A price range is calculated depending on the needs of each customer. Board and batten is a type of siding where boards are nailed at the top and bottom with a vertical board in-between.
The siding is generally 5/8″ thick, with either a 1-5/8″ or 2″ gap between boards. This style is usually more expensive than vinyl siding because it requires more work to install and maintain.
Some considerations for this type of siding include:
Board and batten siding requires a 4×12 or 5×12 common board to be nailed on the top and bottom of the siding.
At least two types of nails are required, one for the boards themselves and another for attaching them to the house.
Staining is sometimes recommended between each coat of paint to help keep the vibrancy in color.
This type of siding is different than vinyl in the following ways:
Vinyl siding is more difficult to cut and shape. It can sometimes be installed with a power saw, but it will likely need to be cut by hand for best results.
Vinyl does not require a finishing step after installation, although painting or staining is an option if desired.
Board and batten siding is cheaper than other types of siding, such as synthetic stucco. It’s also easier to install than some forms of wood siding. On the downside, it requires more maintenance than vinyl and takes more time to install.
This type of siding is less expensive than aluminum or fiber cement for the same reasons that it’s less expensive than vinyl. It also requires maintenance, unlike aluminum or fiber cement siding, which can cut costs over time.
Board and batten siding is typically only used on the front of homes. It’s not offered as often as other types of siding for the sides or back of houses.
The manufacturers are different for vinyl and board and batten siding.
Factors that Decrease Cost for Board and Batten Siding
These factors can increase or decrease the cost of board and batten siding:

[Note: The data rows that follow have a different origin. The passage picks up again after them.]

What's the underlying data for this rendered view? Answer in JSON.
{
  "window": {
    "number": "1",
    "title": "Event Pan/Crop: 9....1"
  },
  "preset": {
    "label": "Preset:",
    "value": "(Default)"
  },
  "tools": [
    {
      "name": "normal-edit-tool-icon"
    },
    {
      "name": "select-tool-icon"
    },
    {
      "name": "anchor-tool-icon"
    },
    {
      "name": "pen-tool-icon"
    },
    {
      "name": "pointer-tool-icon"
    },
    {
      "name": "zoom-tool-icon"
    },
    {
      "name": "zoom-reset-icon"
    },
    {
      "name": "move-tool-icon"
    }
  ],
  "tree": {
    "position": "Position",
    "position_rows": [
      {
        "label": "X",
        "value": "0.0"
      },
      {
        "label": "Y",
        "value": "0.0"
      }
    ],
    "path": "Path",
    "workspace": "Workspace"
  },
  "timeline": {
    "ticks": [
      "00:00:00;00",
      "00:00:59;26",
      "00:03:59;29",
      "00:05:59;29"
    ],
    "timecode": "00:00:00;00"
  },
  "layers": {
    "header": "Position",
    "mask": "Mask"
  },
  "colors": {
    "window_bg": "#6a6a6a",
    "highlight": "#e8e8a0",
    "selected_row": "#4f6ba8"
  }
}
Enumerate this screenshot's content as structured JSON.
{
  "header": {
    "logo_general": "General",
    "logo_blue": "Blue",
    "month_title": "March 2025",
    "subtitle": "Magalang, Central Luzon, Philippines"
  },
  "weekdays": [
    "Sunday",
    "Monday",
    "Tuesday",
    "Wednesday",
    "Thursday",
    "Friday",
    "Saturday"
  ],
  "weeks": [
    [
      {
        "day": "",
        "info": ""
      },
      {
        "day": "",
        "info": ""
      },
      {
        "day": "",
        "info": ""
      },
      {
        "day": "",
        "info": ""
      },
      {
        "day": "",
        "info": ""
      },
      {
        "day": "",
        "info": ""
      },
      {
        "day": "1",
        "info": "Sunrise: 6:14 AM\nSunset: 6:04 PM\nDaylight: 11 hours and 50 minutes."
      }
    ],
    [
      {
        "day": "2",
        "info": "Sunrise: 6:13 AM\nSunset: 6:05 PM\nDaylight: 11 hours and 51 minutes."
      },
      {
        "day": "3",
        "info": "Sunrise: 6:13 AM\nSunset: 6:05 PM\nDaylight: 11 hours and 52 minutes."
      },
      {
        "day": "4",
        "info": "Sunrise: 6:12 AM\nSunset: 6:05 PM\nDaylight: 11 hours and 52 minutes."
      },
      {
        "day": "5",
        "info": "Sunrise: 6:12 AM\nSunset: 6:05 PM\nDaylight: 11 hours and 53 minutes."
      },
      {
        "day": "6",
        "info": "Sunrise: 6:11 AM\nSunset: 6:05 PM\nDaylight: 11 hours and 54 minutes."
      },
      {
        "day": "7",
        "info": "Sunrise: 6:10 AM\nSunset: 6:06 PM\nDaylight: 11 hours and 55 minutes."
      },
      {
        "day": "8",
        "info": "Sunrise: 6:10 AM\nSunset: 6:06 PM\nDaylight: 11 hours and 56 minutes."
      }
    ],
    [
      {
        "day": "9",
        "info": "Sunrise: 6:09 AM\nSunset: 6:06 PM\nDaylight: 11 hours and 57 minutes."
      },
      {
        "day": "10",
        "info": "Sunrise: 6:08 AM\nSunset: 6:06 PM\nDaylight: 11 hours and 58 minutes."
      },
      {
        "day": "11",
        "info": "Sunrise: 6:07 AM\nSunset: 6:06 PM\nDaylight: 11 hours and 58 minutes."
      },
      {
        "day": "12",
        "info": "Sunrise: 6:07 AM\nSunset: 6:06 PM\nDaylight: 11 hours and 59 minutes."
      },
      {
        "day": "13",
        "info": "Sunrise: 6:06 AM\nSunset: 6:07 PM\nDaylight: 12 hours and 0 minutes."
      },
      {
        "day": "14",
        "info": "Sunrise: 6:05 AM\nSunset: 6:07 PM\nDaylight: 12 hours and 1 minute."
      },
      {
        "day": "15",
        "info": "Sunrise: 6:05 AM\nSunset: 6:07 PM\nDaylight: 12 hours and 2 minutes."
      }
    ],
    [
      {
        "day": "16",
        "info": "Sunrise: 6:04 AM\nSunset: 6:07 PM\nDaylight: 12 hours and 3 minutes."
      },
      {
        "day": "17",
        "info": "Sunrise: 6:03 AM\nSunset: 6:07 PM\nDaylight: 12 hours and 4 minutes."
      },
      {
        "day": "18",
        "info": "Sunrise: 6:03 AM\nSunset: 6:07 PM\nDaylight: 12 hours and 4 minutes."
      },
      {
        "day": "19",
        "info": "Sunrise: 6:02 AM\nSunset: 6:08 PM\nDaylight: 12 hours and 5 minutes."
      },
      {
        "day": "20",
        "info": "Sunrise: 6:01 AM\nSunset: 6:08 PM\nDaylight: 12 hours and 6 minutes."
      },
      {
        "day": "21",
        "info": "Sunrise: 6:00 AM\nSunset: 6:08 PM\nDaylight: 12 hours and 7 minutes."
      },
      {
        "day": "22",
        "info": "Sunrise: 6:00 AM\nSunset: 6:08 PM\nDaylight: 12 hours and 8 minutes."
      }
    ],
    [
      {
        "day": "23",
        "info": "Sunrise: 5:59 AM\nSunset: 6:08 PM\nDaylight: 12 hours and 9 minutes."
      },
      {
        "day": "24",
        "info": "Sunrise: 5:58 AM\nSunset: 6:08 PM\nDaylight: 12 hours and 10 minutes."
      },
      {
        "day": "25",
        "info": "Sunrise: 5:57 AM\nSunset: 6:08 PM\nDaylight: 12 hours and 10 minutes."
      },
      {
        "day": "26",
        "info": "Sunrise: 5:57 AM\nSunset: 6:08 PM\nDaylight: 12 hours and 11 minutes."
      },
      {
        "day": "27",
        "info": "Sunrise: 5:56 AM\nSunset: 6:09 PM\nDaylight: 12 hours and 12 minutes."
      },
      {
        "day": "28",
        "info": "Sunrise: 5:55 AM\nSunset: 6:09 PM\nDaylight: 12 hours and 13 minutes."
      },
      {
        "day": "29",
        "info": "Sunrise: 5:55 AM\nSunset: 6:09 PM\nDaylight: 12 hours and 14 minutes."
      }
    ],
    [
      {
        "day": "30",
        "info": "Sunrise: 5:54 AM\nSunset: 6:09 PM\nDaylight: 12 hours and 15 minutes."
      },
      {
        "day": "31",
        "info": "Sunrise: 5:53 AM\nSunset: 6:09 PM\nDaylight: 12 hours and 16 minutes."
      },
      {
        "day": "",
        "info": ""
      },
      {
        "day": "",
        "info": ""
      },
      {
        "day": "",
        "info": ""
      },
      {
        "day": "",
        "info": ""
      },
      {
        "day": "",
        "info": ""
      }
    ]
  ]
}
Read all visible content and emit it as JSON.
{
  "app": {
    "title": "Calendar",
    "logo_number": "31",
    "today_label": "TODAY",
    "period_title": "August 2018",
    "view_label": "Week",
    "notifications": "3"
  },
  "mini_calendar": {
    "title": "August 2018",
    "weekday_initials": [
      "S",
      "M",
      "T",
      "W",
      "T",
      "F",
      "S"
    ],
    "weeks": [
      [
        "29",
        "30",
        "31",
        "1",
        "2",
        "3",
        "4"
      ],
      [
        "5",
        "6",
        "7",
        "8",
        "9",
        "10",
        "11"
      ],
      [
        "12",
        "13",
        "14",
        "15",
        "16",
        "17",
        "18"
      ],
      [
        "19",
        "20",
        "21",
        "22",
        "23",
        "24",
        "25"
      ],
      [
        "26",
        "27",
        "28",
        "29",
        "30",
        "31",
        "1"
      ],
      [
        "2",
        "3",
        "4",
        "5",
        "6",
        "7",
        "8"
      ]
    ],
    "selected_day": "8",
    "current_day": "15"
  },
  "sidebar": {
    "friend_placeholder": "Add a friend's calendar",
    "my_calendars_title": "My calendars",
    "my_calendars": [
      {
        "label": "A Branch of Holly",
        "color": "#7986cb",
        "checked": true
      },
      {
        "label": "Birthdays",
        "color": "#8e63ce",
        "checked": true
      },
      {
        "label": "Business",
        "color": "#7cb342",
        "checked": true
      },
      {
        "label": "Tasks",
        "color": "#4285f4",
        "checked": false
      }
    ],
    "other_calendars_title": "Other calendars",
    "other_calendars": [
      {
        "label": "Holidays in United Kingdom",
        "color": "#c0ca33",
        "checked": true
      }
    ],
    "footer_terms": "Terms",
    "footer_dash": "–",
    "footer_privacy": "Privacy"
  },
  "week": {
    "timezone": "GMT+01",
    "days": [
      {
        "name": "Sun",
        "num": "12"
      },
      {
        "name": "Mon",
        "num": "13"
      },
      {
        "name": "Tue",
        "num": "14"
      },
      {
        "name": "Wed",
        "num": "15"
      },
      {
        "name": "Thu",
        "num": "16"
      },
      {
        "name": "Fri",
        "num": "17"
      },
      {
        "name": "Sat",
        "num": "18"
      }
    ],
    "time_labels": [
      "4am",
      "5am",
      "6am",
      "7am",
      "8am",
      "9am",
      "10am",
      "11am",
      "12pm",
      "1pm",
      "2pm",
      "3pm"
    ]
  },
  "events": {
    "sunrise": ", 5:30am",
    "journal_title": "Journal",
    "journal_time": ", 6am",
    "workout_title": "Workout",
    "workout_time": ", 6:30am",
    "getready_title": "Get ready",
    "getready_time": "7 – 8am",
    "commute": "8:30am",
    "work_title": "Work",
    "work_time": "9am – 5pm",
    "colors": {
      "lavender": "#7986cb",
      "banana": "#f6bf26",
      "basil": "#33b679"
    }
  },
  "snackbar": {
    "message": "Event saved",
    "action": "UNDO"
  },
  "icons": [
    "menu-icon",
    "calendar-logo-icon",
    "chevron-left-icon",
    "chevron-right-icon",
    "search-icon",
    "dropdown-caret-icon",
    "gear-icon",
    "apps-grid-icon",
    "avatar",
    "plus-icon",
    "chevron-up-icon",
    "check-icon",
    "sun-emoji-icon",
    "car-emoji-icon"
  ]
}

- The dimensions that need to be covered. The length and width of the boards will affect the price, as well as how many pieces are needed to cover a house.
- When looking at the height (thickness) of the boards and battens, 1-5/8″ boards are thinner than 2″, which also affects the price.
- The number of gables and dormers on a house can affect how much board and batten siding is needed and, therefore, how much it costs to install.
When looking at this type of siding in comparison to other products, such as vinyl or aluminum, there are less details to take into account when determining cost.
The number of sides on the house. A house with four sides will obviously require more siding than a house with two sides.
On average, board and batten siding costs between $2-$7 per square foot. It requires more labor than vinyl or metal siding, but it’s less expensive to install than other types of wood siding.
In general, board and batten siding costs more per square foot than vinyl or metal.
It also requires a lot of work to install because the boards must be nailed every 4-6 inches. Board and batten is not offered in as many styles and colors as these other types.
More Information on Board and Batten Siding
Board and batten siding is a type of wood siding that’s nailed to the house with boards that overlap vertically.
The gaps between the boards are often filled in with white paint, but sometimes they’re left uncovered for a more rustic look. This type of siding is usually 5/8″ thick and either 1-5/8″ or 2″ in width.
Board and batten siding has been used since the 19th century, when it was very common due to its affordability and ease of installation.
It’s often installed on homes with gables or dormers because there are more nailing points for the boards to adhere to.
In some cases board and batten siding is used on the front of a home, typically where it can be seen from the street. In other places, such as in backyards or areas that aren’t visible to passersby, vinyl siding may be more appropriate.
By now, we hope you understand more about board and batten siding and what its benefits and problems are.
If this type of exterior cladding seems like a good fit for your place, give us a call to discuss how we can help with installation! We’ll be happy to help you with any questions or concerns you have.